> [Extracted records]
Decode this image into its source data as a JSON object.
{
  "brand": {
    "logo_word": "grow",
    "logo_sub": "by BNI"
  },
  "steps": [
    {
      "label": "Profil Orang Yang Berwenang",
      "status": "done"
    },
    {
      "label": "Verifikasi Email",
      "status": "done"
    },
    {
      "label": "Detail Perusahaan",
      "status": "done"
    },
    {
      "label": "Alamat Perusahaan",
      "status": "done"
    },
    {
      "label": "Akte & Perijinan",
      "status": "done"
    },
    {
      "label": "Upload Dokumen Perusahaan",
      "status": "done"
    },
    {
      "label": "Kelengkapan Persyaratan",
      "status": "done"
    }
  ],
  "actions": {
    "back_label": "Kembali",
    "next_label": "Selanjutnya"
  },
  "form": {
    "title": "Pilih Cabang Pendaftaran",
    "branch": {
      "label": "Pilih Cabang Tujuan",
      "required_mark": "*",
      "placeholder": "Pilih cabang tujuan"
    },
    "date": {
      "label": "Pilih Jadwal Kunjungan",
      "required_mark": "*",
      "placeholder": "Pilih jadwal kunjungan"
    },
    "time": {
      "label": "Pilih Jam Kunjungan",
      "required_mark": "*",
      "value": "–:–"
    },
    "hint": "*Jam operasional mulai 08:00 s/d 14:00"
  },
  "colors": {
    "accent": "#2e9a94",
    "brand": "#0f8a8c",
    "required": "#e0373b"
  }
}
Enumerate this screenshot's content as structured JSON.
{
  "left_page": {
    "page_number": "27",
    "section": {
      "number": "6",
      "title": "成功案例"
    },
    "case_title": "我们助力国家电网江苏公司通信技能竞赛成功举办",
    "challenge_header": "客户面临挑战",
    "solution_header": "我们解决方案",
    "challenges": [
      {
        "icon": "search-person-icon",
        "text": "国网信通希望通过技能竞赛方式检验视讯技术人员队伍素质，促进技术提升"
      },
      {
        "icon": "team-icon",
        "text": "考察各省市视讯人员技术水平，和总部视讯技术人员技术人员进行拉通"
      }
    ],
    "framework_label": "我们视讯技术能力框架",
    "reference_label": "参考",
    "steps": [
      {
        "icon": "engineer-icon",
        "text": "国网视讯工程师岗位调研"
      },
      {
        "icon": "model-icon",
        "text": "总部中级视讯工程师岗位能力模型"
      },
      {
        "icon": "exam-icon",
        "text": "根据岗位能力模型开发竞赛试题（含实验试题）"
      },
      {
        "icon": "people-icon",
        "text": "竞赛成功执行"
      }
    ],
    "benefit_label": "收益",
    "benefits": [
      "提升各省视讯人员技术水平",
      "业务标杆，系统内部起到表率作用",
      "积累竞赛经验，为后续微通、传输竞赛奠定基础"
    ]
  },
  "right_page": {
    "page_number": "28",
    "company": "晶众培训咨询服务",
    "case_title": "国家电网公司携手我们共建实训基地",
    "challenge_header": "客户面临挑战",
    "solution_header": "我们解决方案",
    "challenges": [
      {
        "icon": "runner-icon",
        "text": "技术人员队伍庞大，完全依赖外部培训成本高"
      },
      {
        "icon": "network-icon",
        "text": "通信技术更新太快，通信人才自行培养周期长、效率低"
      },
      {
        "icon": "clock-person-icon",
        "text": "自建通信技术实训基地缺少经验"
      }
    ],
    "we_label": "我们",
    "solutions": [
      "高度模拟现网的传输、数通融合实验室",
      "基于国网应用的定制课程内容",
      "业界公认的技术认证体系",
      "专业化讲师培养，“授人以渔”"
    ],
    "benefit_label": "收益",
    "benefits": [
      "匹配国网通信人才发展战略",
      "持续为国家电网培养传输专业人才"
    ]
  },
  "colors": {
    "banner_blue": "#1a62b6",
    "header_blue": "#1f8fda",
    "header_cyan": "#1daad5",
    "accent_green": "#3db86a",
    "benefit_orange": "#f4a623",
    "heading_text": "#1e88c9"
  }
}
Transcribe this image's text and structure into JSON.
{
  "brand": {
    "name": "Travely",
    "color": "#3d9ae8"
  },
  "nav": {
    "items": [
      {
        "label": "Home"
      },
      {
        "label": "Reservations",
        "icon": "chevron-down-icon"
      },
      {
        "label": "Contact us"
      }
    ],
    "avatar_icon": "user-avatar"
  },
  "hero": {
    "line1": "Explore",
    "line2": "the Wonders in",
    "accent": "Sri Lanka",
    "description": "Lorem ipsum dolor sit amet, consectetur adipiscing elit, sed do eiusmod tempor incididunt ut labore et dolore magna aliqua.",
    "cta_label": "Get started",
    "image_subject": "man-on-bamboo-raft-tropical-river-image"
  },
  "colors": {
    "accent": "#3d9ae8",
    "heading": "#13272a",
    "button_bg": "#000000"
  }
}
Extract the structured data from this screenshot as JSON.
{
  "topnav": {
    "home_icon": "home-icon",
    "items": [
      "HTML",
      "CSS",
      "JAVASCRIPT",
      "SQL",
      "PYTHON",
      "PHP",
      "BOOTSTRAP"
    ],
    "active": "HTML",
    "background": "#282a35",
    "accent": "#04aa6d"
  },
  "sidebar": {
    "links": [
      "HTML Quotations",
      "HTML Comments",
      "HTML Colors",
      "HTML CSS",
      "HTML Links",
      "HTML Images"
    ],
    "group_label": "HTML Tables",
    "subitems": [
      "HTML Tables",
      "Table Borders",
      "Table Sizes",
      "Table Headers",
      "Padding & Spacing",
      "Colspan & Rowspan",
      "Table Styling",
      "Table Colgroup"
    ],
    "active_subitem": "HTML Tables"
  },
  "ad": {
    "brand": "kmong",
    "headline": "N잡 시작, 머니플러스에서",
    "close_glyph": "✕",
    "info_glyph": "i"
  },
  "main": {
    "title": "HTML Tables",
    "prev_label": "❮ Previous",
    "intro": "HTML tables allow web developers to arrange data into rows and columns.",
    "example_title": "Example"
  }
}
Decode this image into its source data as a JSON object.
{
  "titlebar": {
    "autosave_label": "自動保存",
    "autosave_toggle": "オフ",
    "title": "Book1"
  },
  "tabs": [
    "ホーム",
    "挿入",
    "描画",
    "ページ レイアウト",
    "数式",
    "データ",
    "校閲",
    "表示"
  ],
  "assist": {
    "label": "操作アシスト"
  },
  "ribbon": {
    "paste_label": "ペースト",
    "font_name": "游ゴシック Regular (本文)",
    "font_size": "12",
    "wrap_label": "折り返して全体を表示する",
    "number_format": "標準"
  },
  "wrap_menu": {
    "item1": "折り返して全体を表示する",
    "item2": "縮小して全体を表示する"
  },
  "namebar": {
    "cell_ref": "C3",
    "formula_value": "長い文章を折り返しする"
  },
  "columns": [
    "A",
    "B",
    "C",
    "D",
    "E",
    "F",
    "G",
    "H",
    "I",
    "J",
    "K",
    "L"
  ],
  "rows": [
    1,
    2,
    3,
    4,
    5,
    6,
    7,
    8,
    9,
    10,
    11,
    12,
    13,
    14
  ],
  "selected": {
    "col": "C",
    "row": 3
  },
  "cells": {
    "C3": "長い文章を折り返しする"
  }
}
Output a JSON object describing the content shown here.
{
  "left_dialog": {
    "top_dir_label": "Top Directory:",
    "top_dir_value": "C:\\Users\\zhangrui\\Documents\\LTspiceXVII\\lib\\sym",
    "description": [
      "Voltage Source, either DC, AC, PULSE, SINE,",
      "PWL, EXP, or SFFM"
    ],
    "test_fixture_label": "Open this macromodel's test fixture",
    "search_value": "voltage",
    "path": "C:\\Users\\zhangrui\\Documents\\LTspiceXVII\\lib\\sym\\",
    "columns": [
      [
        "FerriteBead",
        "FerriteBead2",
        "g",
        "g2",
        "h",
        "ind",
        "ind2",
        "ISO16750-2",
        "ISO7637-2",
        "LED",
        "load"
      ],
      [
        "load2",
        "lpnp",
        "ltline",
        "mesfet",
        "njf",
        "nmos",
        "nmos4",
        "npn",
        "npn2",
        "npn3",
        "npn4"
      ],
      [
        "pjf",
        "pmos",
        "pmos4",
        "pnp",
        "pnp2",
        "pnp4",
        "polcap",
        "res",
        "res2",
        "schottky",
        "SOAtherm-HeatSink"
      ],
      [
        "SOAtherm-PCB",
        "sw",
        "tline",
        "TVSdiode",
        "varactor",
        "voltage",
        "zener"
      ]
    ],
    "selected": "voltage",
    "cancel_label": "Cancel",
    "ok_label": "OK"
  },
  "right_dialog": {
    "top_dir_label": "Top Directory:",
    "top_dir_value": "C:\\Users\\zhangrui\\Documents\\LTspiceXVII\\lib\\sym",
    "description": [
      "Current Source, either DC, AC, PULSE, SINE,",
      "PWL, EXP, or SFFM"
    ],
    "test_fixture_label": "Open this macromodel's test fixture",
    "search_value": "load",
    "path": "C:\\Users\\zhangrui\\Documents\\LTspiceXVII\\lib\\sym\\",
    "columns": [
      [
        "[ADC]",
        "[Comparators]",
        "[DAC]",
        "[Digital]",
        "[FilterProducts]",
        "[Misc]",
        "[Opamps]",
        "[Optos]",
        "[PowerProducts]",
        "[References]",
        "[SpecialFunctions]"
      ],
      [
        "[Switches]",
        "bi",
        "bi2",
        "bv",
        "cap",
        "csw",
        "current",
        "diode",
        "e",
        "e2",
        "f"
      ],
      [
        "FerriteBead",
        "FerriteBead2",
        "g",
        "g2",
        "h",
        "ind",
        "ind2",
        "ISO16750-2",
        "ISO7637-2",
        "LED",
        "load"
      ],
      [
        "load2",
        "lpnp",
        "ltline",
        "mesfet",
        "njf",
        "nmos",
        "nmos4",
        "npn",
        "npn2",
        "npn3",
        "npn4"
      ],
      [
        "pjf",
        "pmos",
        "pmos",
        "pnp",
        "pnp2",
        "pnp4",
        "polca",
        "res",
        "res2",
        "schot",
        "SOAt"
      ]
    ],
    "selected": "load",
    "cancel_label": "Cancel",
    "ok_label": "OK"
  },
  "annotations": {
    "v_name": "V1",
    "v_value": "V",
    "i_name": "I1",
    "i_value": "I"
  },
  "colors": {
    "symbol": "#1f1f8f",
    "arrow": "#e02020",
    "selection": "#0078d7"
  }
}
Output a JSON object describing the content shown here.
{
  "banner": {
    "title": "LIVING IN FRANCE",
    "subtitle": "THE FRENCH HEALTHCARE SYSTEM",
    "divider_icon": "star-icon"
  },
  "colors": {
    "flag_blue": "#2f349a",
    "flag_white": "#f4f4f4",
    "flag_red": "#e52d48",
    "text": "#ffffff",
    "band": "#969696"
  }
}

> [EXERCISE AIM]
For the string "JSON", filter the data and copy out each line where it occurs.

> [WRITTEN ANSWER]
Decode this image into its source data as a JSON object.
Enumerate this screenshot's content as structured JSON.
Transcribe this image's text and structure into JSON.
Extract the structured data from this screenshot as JSON.
Decode this image into its source data as a JSON object.
Output a JSON object describing the content shown here.
Output a JSON object describing the content shown here.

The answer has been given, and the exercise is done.